As I think back to the work that my classmates and I completed, I am quite pleased by what we accomplished. In my village, we evaluated a health insurance system, making changes which allowed it to be more accessible to people in the community, and taught English and computer classes, in both of which we saw massive improvement in ability and confidence. In the village at the bottom of the mountain, our classmates taught Chinese, English, programming, computer, and writing classes, while also orchestrating a microfinance program for budding entrepreneurs. The impact of our projects was palpable: people were extremely interested in what we taught and they saw themselves how they were being enabled by the assistance we gave.

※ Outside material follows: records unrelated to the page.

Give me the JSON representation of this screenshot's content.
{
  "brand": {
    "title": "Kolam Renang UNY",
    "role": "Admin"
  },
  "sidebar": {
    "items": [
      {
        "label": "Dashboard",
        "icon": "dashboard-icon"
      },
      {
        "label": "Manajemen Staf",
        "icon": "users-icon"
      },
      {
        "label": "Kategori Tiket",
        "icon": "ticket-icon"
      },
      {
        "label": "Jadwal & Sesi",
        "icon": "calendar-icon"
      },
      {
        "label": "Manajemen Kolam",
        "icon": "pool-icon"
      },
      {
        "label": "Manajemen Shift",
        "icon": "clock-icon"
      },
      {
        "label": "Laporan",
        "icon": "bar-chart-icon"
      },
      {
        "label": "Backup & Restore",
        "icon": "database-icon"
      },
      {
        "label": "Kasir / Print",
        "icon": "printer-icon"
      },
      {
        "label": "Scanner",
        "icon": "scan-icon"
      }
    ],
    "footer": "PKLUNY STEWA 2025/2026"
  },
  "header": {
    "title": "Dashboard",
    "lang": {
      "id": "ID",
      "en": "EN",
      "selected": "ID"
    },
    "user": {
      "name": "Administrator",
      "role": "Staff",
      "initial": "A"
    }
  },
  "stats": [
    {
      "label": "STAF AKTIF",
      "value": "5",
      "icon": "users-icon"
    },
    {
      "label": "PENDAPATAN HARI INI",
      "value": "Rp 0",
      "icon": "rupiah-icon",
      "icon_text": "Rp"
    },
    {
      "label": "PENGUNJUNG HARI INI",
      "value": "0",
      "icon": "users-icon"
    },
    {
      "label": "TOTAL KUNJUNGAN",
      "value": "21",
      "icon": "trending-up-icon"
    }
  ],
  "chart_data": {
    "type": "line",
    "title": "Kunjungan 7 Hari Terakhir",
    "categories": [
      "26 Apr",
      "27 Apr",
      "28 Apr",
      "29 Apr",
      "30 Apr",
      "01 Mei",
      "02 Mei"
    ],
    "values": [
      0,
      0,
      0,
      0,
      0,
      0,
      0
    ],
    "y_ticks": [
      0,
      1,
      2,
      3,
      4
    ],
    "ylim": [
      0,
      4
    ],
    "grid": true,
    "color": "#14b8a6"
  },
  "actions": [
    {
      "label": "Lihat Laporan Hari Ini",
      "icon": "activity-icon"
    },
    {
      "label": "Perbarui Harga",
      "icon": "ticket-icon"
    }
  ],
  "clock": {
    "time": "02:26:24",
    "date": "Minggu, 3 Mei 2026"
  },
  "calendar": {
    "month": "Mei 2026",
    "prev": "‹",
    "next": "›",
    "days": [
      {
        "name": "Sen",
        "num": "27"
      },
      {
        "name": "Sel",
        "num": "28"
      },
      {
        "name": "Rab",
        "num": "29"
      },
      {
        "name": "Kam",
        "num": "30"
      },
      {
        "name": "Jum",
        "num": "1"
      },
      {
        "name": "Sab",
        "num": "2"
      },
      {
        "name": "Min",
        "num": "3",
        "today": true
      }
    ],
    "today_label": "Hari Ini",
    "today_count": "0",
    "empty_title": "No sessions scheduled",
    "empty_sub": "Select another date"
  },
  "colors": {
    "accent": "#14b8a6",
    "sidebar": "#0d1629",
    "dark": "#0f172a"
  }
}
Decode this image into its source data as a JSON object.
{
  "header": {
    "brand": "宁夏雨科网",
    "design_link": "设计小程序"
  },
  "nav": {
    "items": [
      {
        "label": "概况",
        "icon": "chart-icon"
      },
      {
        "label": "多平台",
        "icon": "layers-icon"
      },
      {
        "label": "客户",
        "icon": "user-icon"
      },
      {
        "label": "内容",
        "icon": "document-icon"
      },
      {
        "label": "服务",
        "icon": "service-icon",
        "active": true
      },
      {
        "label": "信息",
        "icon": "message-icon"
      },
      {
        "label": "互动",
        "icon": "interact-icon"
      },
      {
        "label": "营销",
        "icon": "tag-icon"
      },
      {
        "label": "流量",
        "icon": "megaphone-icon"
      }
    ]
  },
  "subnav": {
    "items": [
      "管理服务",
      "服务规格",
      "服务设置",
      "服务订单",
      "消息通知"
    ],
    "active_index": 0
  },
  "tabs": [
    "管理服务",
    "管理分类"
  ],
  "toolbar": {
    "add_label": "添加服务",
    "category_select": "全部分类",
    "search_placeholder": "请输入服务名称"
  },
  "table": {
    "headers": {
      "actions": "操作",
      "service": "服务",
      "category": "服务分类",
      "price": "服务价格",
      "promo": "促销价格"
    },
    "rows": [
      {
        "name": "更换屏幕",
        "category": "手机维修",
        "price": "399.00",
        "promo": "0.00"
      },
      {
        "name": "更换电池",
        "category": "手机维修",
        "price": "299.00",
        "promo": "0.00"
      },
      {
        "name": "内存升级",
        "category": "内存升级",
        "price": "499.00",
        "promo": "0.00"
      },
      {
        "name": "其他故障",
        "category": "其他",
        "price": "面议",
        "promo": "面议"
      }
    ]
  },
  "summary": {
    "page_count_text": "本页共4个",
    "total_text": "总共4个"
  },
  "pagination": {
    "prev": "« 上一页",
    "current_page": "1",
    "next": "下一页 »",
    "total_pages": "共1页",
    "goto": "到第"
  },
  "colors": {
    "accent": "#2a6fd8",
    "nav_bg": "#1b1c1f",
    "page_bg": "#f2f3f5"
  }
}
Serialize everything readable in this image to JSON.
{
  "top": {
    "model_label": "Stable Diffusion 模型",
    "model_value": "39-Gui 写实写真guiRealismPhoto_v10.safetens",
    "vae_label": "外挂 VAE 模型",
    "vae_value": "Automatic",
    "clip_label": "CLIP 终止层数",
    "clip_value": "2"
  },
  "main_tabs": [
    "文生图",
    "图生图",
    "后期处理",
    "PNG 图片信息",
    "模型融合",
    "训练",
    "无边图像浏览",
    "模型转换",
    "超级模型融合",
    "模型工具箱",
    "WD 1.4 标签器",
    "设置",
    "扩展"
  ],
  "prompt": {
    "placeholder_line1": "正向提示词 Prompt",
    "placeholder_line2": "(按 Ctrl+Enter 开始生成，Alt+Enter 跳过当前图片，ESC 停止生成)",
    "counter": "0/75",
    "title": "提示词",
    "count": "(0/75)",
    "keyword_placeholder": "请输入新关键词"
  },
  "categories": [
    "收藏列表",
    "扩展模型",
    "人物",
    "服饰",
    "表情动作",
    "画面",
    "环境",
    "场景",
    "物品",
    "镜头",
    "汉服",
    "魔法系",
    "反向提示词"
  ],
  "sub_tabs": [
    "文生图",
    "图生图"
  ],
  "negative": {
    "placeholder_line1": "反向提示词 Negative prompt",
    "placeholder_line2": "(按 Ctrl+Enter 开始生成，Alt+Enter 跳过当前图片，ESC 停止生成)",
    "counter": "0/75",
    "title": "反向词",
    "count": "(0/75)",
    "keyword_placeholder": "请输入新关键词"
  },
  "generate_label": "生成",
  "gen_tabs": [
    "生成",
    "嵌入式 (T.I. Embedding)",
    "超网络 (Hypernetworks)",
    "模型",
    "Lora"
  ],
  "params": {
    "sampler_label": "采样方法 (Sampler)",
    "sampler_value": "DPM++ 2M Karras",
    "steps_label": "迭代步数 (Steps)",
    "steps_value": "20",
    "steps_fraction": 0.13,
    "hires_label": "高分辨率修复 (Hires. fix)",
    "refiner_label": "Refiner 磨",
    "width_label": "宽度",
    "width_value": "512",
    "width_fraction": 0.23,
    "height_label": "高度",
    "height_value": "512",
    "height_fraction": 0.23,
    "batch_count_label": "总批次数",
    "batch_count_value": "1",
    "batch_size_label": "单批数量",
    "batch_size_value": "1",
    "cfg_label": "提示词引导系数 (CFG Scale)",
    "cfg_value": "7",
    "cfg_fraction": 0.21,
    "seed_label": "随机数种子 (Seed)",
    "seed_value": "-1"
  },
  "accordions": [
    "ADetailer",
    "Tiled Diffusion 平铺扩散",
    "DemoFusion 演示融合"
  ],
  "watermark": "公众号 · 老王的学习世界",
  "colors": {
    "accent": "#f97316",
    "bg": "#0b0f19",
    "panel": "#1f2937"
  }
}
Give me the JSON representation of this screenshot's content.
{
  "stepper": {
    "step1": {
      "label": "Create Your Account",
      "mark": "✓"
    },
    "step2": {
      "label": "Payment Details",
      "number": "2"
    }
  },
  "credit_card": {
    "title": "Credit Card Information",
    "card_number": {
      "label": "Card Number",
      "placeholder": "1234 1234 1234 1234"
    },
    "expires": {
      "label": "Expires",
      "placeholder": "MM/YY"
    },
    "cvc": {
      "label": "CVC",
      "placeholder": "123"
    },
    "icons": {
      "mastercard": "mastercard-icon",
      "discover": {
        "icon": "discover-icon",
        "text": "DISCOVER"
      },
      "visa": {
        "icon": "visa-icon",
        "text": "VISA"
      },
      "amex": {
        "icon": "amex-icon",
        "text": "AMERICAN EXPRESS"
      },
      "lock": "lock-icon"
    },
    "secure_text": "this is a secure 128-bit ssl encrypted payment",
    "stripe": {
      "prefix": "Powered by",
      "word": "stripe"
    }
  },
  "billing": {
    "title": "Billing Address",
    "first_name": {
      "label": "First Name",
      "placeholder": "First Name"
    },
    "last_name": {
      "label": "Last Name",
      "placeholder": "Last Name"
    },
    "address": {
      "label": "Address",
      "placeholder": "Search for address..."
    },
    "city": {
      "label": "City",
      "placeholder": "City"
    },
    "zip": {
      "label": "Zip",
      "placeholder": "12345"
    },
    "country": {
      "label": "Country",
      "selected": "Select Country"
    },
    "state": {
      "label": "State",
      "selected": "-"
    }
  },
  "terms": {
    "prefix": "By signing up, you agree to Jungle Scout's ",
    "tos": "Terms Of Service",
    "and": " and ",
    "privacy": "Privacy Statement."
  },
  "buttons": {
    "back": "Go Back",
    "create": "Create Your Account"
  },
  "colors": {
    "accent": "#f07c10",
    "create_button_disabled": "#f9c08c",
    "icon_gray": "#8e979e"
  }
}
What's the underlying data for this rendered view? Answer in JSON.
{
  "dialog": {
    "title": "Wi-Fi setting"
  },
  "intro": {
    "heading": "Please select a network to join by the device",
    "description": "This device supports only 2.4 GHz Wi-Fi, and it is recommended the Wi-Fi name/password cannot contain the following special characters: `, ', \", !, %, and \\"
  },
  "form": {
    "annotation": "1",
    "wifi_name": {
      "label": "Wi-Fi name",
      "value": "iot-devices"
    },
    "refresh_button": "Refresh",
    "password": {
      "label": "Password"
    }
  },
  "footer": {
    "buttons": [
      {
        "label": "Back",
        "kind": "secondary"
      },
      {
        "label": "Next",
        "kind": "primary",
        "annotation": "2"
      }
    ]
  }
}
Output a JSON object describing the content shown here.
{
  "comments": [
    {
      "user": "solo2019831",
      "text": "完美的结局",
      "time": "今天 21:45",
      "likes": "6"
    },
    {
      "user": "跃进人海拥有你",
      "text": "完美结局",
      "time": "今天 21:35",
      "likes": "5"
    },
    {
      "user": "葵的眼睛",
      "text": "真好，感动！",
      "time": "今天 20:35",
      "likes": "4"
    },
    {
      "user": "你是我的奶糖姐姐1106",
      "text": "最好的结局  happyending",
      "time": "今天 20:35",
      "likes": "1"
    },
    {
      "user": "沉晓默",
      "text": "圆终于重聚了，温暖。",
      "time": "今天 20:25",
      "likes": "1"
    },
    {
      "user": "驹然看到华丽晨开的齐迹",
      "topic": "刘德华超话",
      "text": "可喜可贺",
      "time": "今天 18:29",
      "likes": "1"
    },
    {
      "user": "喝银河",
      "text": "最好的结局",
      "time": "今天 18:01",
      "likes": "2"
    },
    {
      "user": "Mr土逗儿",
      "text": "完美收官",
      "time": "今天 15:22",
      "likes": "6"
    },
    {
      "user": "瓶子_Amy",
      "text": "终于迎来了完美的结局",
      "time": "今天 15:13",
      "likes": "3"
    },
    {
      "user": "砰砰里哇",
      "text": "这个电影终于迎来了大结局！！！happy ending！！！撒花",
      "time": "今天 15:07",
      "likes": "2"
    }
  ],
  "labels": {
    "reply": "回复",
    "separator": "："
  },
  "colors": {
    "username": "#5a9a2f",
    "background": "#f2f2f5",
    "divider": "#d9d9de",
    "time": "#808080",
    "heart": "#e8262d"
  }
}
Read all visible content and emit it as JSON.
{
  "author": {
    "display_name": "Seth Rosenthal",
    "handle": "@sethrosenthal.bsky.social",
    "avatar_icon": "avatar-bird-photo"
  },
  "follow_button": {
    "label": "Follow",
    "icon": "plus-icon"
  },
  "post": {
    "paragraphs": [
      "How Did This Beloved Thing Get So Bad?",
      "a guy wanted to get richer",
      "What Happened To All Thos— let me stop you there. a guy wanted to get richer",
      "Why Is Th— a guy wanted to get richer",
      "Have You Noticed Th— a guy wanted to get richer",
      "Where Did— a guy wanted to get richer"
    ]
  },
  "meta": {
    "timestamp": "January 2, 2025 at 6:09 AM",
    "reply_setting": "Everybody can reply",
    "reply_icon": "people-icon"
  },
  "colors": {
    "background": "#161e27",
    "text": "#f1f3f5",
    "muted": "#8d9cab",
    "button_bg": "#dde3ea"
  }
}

On the cultural side of things, we were heavily immersed into the local culture. Moments after we set foot in the village, we were welcomed with a ceremony by community members. Our homestay families treated us like royalty in their homes, but they also invited us to see the realities of their quotidian routines and not feel like outsiders. We discovered new foods, partook in sacred ceremonies, served in domestic businesses, explored the beautiful landscape, cultivated fields, discussed cultural issues, attended church together, and started our initiation process as Kabye youths. Some of us gained new sisters, brothers, fathers, and mothers. They trustingly gave us their hearts and minds, and happily, we gave them ours.

Though I have raved about the experience up to this point, it would be wrong to think that I was never discouraged or disheartened. In a span of six weeks, I was painfully, dramatically ill on three separate occasions, to the extent that my homestay family would concernedly comment that I had lost too much weight. I sometimes grew frustrated about the physical and cultural factors beyond my control which limited the efficiency of our projects. We all had ideas for new intiatives which for one reason or another, could never get off the ground running. And finally, my mind too often wondered to Chic-fil-A sandwiches and American comfort food. Though I did not find this inherently bad, dwelling on what was missing in my new environment did not enhance the pleasure of my experience.

All things considered, I would still say without a doubt that this was one of the most humbling and intellectually satisfying summers I have ever had. I would encourage anybody in pursuit of human connections and palpable change at the sacrifice of the usual comforts to join this program. They should also mentally prepare themselves beforehand, because it does indeed get hard throughout the process. The hardest part though, comes at the end when you have to leave.